**Dataset extract**.
-.-.-

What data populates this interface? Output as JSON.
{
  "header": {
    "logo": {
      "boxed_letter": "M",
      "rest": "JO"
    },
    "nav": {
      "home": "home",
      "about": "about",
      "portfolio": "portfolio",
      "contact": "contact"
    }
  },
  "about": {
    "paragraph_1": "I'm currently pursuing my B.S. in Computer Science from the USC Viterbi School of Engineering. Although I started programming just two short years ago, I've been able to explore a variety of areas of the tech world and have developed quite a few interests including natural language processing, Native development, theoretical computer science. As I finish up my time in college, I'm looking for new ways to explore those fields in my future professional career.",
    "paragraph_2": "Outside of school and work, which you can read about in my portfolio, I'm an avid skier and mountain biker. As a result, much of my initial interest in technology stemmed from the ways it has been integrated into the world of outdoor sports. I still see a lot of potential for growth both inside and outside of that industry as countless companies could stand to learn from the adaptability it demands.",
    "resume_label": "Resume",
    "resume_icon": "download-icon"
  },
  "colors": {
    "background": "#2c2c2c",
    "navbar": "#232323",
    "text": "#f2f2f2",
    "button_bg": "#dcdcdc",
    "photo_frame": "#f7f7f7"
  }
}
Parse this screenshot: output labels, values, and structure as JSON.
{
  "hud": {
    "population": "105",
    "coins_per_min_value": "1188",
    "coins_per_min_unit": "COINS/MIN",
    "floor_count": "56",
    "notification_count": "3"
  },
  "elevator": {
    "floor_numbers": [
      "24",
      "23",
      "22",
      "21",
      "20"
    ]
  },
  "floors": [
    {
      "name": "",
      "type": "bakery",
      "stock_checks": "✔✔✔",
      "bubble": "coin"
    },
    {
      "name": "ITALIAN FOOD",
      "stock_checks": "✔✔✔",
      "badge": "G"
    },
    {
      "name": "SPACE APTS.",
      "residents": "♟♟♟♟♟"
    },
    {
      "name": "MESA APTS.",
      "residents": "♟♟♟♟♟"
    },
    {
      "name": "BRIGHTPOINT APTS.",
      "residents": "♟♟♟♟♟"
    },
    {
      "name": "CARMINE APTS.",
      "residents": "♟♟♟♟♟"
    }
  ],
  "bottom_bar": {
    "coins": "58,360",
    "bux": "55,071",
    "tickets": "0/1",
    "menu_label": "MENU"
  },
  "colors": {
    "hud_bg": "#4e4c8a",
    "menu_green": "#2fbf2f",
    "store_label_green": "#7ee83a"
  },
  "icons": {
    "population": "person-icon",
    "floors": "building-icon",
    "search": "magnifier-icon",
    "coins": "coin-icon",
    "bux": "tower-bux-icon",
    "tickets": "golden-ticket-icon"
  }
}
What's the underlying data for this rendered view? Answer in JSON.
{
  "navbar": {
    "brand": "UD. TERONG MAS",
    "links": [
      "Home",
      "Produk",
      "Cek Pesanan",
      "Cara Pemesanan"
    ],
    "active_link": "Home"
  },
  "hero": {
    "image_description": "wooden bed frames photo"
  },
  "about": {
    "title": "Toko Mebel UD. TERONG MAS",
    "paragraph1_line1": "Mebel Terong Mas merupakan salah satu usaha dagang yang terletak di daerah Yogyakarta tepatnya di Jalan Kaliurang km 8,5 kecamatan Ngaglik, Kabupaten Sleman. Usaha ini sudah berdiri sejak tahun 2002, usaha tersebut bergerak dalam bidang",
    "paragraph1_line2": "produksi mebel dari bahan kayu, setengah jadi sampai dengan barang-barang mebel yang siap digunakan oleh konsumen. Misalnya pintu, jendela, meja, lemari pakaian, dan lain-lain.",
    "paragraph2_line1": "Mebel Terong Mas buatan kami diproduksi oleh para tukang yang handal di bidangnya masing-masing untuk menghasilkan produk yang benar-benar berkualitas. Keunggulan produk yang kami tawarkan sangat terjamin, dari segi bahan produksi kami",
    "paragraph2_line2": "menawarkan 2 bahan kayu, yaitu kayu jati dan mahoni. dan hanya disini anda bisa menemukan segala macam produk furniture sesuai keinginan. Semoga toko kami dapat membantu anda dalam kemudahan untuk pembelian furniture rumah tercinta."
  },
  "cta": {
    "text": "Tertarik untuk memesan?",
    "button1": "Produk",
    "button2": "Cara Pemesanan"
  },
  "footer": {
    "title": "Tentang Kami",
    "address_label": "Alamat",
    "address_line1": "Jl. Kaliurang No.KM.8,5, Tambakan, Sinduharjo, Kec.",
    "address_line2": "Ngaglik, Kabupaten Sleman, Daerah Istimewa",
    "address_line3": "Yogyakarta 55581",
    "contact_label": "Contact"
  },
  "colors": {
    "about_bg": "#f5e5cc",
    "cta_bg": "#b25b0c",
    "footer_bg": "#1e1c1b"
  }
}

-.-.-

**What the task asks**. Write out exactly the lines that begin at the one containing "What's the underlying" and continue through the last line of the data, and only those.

**Result for this exercise**.
What's the underlying data for this rendered view? Answer in JSON.
{
  "navbar": {
    "brand": "UD. TERONG MAS",
    "links": [
      "Home",
      "Produk",
      "Cek Pesanan",
      "Cara Pemesanan"
    ],
    "active_link": "Home"
  },
  "hero": {
    "image_description": "wooden bed frames photo"
  },
  "about": {
    "title": "Toko Mebel UD. TERONG MAS",
    "paragraph1_line1": "Mebel Terong Mas merupakan salah satu usaha dagang yang terletak di daerah Yogyakarta tepatnya di Jalan Kaliurang km 8,5 kecamatan Ngaglik, Kabupaten Sleman. Usaha ini sudah berdiri sejak tahun 2002, usaha tersebut bergerak dalam bidang",
    "paragraph1_line2": "produksi mebel dari bahan kayu, setengah jadi sampai dengan barang-barang mebel yang siap digunakan oleh konsumen. Misalnya pintu, jendela, meja, lemari pakaian, dan lain-lain.",
    "paragraph2_line1": "Mebel Terong Mas buatan kami diproduksi oleh para tukang yang handal di bidangnya masing-masing untuk menghasilkan produk yang benar-benar berkualitas. Keunggulan produk yang kami tawarkan sangat terjamin, dari segi bahan produksi kami",
    "paragraph2_line2": "menawarkan 2 bahan kayu, yaitu kayu jati dan mahoni. dan hanya disini anda bisa menemukan segala macam produk furniture sesuai keinginan. Semoga toko kami dapat membantu anda dalam kemudahan untuk pembelian furniture rumah tercinta."
  },
  "cta": {
    "text": "Tertarik untuk memesan?",
    "button1": "Produk",
    "button2": "Cara Pemesanan"
  },
  "footer": {
    "title": "Tentang Kami",
    "address_label": "Alamat",
    "address_line1": "Jl. Kaliurang No.KM.8,5, Tambakan, Sinduharjo, Kec.",
    "address_line2": "Ngaglik, Kabupaten Sleman, Daerah Istimewa",
    "address_line3": "Yogyakarta 55581",
    "contact_label": "Contact"
  },
  "colors": {
    "about_bg": "#f5e5cc",
    "cta_bg": "#b25b0c",
    "footer_bg": "#1e1c1b"
  }
}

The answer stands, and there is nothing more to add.